----- Material supplied

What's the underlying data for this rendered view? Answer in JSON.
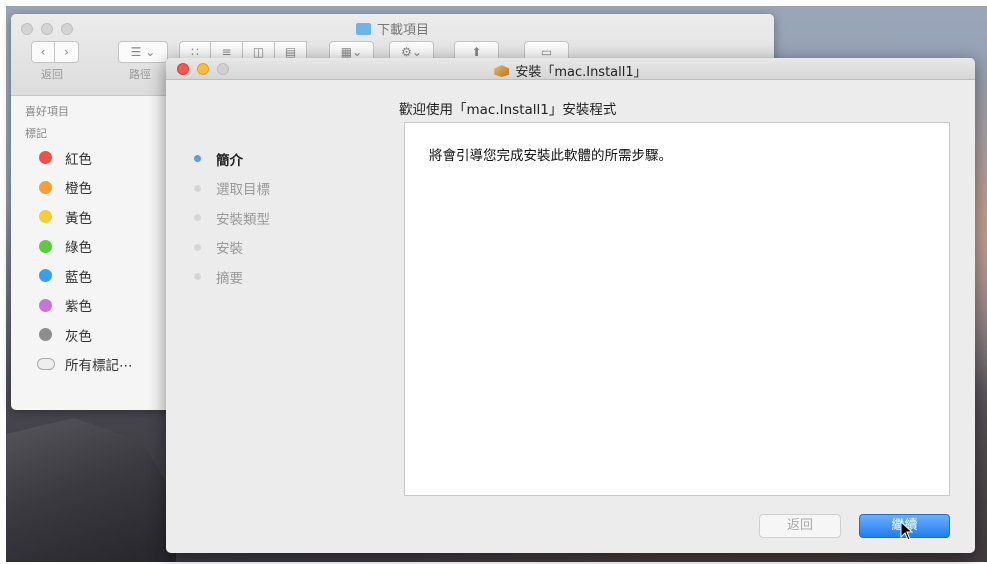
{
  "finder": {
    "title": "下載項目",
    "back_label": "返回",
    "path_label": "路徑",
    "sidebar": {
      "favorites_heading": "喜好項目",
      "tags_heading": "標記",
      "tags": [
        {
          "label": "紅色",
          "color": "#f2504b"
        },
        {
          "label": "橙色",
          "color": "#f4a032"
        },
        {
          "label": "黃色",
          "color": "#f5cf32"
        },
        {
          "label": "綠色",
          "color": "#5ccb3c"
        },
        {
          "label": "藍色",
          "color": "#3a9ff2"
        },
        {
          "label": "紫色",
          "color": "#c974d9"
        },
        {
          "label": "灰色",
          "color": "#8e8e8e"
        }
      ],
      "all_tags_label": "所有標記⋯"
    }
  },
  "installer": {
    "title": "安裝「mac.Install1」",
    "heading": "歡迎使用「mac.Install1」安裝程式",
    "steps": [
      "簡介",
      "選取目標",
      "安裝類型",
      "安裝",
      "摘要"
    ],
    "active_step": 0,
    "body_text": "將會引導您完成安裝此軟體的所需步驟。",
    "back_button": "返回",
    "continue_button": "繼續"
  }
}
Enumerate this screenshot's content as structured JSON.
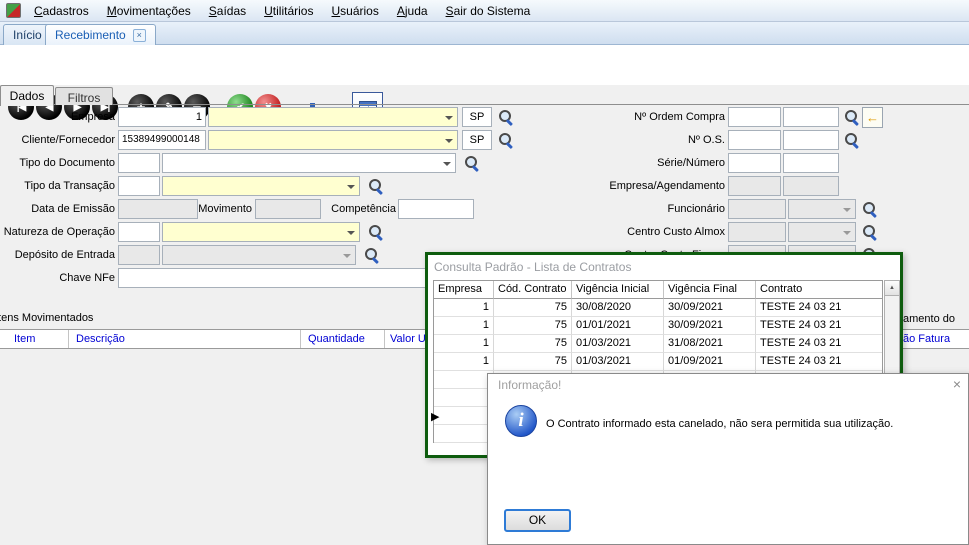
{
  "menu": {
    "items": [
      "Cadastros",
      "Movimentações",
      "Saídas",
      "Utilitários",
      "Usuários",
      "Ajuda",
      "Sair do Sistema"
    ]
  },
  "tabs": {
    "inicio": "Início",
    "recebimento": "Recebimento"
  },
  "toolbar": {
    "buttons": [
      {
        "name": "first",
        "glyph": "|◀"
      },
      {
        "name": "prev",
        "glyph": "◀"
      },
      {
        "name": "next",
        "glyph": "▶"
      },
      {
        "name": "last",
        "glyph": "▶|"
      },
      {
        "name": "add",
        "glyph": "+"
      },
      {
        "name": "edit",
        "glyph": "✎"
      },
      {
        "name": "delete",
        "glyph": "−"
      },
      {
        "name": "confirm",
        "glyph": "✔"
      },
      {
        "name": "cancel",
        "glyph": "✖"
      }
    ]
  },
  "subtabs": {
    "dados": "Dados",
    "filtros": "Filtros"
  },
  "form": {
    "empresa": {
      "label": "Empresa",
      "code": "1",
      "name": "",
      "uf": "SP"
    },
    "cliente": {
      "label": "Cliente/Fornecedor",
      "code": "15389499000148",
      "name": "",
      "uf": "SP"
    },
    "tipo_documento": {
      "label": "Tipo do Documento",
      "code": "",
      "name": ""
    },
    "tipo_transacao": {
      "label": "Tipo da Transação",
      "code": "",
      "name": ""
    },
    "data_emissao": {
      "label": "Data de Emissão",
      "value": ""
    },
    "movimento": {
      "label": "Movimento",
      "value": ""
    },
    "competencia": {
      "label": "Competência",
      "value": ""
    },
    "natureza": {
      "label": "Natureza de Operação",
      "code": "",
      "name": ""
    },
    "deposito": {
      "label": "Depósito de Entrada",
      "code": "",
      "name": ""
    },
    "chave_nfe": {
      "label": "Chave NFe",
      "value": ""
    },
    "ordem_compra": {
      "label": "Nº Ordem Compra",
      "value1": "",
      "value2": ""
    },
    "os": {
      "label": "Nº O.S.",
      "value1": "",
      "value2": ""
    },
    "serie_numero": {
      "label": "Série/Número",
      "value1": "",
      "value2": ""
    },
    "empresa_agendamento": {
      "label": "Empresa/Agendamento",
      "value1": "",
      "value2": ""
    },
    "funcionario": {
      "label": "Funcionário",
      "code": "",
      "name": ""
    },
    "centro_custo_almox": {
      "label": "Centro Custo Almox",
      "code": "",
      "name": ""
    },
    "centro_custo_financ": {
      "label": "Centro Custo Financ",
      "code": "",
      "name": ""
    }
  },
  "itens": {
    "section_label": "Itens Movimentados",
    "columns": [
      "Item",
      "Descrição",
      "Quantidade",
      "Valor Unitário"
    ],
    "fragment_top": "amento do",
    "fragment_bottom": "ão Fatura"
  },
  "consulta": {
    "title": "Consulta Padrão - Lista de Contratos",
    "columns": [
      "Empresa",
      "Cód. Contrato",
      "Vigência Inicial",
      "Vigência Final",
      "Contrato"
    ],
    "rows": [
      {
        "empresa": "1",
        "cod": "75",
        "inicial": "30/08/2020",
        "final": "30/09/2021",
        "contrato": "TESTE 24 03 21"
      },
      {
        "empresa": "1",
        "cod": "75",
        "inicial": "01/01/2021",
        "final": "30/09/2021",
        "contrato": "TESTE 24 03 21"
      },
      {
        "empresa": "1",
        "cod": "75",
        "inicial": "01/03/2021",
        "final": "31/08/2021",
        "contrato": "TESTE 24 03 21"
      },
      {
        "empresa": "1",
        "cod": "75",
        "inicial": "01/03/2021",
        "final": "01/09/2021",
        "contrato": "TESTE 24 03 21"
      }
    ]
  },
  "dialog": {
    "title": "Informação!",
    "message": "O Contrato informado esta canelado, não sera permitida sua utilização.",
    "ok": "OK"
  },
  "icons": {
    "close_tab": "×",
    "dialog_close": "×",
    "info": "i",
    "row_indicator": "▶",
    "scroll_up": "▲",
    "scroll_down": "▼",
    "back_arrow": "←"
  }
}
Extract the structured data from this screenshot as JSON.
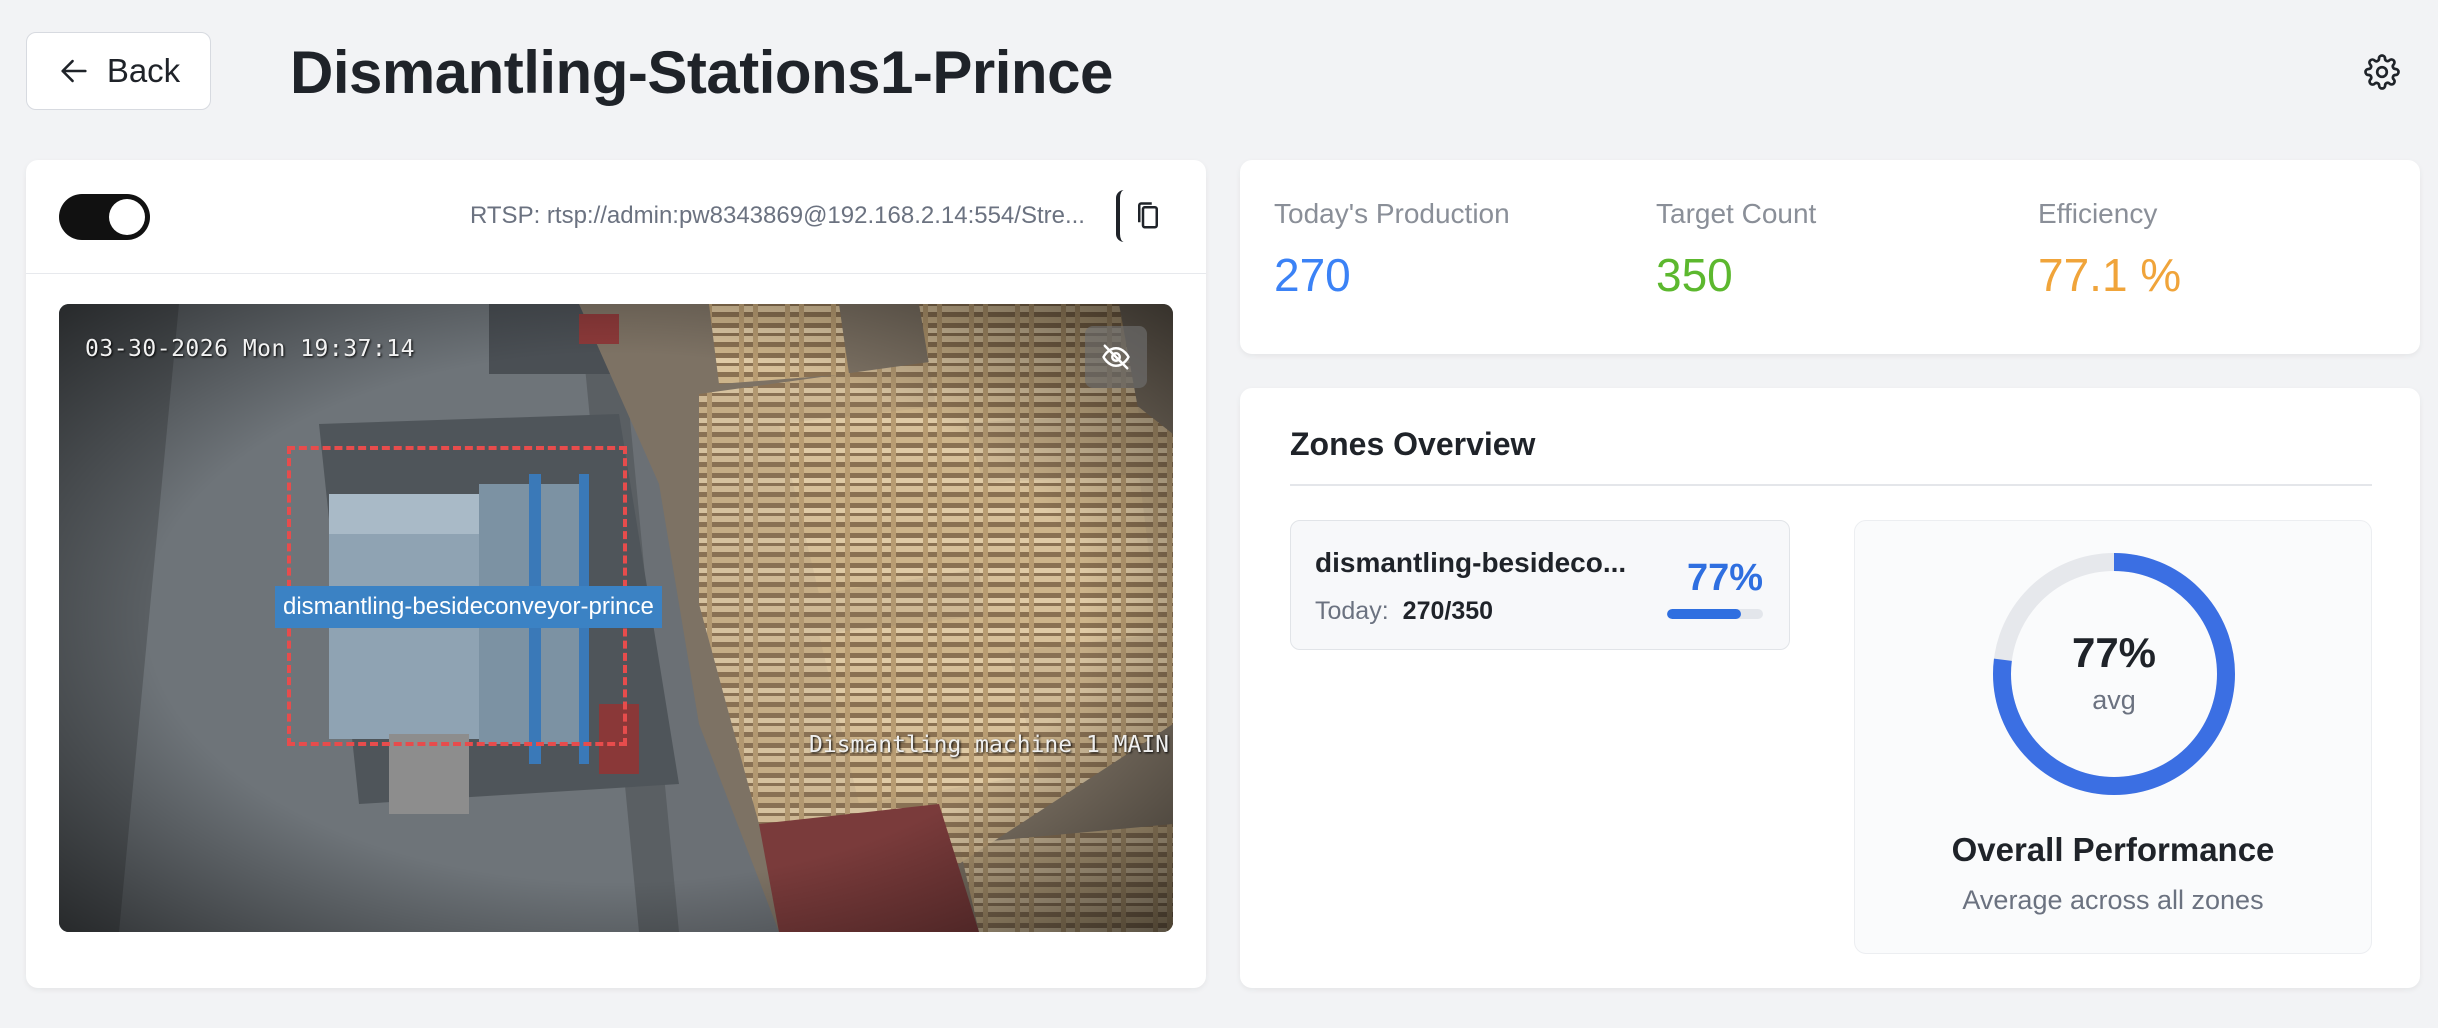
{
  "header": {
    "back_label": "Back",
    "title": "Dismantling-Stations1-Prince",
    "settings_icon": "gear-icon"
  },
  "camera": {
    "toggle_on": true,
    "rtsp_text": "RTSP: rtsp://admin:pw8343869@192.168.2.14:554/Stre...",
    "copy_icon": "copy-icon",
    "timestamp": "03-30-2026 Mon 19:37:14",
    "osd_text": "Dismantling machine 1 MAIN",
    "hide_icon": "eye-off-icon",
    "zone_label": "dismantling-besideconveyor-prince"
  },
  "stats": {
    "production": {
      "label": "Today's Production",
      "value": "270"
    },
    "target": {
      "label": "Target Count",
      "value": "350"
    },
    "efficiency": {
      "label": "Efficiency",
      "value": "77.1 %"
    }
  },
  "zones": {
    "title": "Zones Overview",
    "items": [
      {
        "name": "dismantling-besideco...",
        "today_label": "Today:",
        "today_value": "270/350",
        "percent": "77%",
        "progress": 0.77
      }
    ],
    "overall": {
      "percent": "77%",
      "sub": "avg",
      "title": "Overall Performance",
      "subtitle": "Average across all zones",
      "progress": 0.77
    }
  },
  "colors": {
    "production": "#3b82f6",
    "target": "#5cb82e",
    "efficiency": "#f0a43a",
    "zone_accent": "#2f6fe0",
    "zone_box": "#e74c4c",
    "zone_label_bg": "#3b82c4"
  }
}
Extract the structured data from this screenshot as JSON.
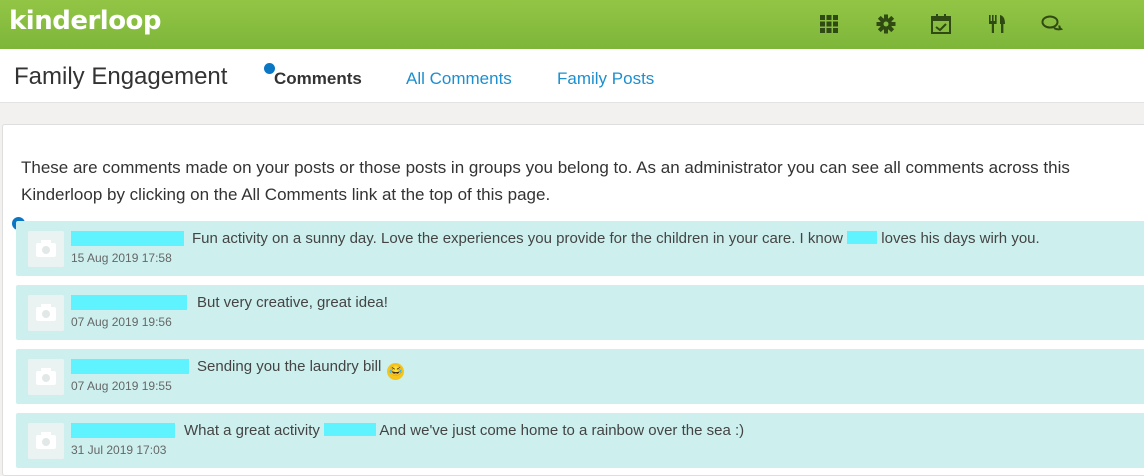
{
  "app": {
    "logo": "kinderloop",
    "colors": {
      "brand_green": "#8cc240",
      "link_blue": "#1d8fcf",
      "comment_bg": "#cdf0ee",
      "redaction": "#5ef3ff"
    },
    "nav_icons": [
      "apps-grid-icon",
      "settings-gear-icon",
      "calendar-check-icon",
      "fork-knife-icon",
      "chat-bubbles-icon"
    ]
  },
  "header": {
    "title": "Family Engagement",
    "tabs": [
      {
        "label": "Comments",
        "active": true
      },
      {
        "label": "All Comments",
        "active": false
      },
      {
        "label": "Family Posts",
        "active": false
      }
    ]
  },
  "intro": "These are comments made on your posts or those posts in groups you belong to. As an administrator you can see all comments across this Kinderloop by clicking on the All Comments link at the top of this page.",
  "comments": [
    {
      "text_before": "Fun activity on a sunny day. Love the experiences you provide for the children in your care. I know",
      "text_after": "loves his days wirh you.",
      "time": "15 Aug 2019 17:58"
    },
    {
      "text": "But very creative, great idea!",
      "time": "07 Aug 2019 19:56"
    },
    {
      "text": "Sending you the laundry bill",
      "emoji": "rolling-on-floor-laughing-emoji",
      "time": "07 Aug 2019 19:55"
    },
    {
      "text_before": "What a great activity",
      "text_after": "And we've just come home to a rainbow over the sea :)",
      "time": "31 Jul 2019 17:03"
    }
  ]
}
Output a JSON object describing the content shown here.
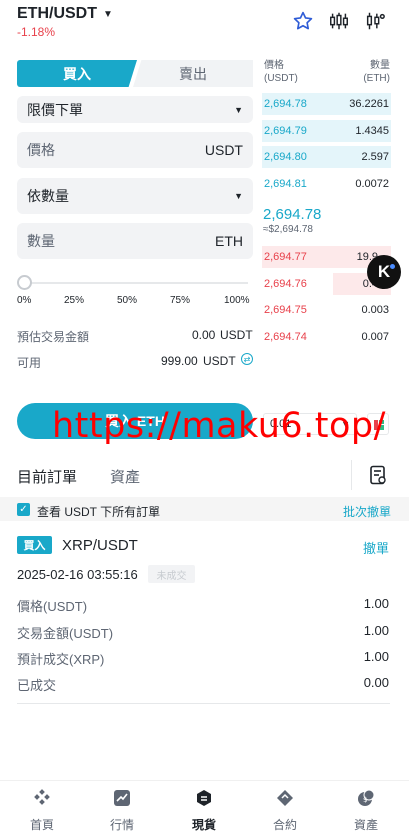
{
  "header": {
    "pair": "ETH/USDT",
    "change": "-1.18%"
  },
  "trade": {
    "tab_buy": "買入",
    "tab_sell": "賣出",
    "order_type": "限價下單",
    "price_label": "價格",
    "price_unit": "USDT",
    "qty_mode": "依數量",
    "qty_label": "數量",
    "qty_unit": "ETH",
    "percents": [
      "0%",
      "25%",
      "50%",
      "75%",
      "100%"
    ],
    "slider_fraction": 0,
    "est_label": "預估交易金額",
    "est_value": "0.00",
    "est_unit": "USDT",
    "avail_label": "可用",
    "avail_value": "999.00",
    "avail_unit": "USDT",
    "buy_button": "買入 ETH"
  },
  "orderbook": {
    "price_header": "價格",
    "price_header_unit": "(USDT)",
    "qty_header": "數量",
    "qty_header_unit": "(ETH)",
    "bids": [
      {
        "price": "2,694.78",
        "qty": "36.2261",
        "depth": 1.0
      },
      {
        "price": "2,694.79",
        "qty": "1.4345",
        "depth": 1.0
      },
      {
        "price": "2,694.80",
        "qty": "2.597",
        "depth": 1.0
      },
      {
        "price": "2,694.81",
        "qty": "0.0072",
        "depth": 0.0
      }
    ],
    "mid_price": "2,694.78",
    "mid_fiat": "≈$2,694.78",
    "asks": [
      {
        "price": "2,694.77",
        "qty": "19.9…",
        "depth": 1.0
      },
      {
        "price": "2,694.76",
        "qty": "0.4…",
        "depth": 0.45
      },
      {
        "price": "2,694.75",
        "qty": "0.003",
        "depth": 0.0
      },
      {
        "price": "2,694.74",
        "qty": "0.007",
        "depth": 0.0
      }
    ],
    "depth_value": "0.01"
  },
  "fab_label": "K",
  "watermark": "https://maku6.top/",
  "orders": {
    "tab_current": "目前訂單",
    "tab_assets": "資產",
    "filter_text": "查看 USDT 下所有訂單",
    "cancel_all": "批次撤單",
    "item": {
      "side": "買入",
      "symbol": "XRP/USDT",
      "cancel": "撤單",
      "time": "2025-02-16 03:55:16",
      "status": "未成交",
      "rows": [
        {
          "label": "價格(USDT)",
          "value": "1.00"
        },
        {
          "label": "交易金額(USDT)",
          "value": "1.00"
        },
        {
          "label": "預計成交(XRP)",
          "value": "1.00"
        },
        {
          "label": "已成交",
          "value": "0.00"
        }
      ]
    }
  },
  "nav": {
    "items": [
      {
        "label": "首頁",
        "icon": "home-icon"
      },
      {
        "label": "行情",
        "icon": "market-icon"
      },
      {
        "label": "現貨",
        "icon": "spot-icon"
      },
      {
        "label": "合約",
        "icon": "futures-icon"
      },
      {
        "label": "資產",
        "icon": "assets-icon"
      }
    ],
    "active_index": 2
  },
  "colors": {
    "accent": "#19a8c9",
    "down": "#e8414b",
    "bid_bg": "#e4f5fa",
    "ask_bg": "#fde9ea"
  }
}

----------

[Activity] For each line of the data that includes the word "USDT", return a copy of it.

[Reply to the task]
    "pair": "ETH/USDT",
    "price_unit": "USDT",
    "est_unit": "USDT",
    "avail_unit": "USDT",
    "price_header_unit": "(USDT)",
    "filter_text": "查看 USDT 下所有訂單",
      "symbol": "XRP/USDT",
          "label": "價格(USDT)",
          "label": "交易金額(USDT)",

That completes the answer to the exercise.